_Task prompt_.
Return the data exactly, with all pictures removed.

═══ Records to process

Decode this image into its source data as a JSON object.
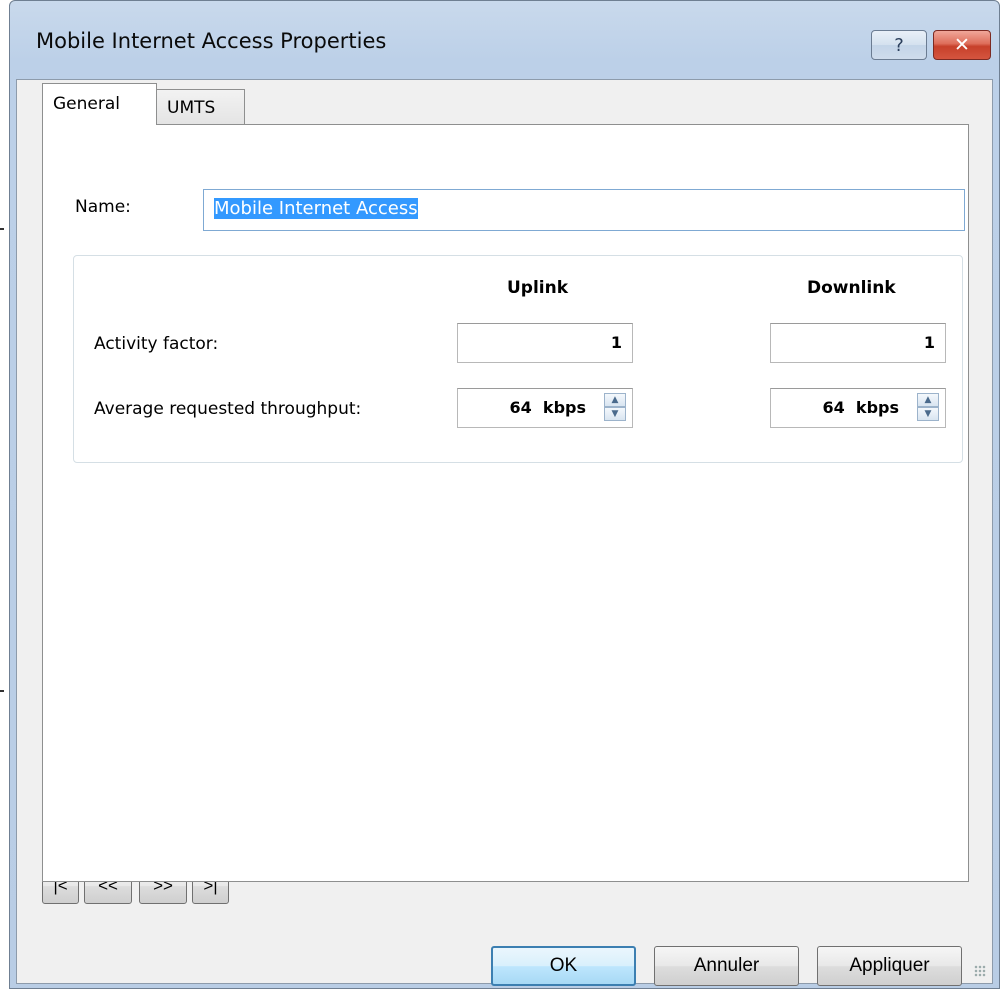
{
  "window": {
    "title": "Mobile Internet Access Properties",
    "help_glyph": "?",
    "close_glyph": "✕"
  },
  "tabs": [
    {
      "label": "General",
      "selected": true
    },
    {
      "label": "UMTS",
      "selected": false
    }
  ],
  "general": {
    "name_label": "Name:",
    "name_value": "Mobile Internet Access",
    "columns": {
      "uplink": "Uplink",
      "downlink": "Downlink"
    },
    "rows": {
      "activity_factor": {
        "label": "Activity factor:",
        "uplink": "1",
        "downlink": "1"
      },
      "avg_throughput": {
        "label": "Average requested throughput:",
        "uplink_value": "64",
        "downlink_value": "64",
        "unit": "kbps"
      }
    }
  },
  "navigation": {
    "first": "|<",
    "prev": "<<",
    "next": ">>",
    "last": ">|"
  },
  "buttons": {
    "ok": "OK",
    "cancel": "Annuler",
    "apply": "Appliquer"
  },
  "icons": {
    "spin_up": "▲",
    "spin_down": "▼"
  }
}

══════

_Problem solution_.
Decode this image into its source data as a JSON object.
{
  "window": {
    "title": "Mobile Internet Access Properties",
    "help_glyph": "?",
    "close_glyph": "✕"
  },
  "tabs": [
    {
      "label": "General",
      "selected": true
    },
    {
      "label": "UMTS",
      "selected": false
    }
  ],
  "general": {
    "name_label": "Name:",
    "name_value": "Mobile Internet Access",
    "columns": {
      "uplink": "Uplink",
      "downlink": "Downlink"
    },
    "rows": {
      "activity_factor": {
        "label": "Activity factor:",
        "uplink": "1",
        "downlink": "1"
      },
      "avg_throughput": {
        "label": "Average requested throughput:",
        "uplink_value": "64",
        "downlink_value": "64",
        "unit": "kbps"
      }
    }
  },
  "navigation": {
    "first": "|<",
    "prev": "<<",
    "next": ">>",
    "last": ">|"
  },
  "buttons": {
    "ok": "OK",
    "cancel": "Annuler",
    "apply": "Appliquer"
  },
  "icons": {
    "spin_up": "▲",
    "spin_down": "▼"
  }
}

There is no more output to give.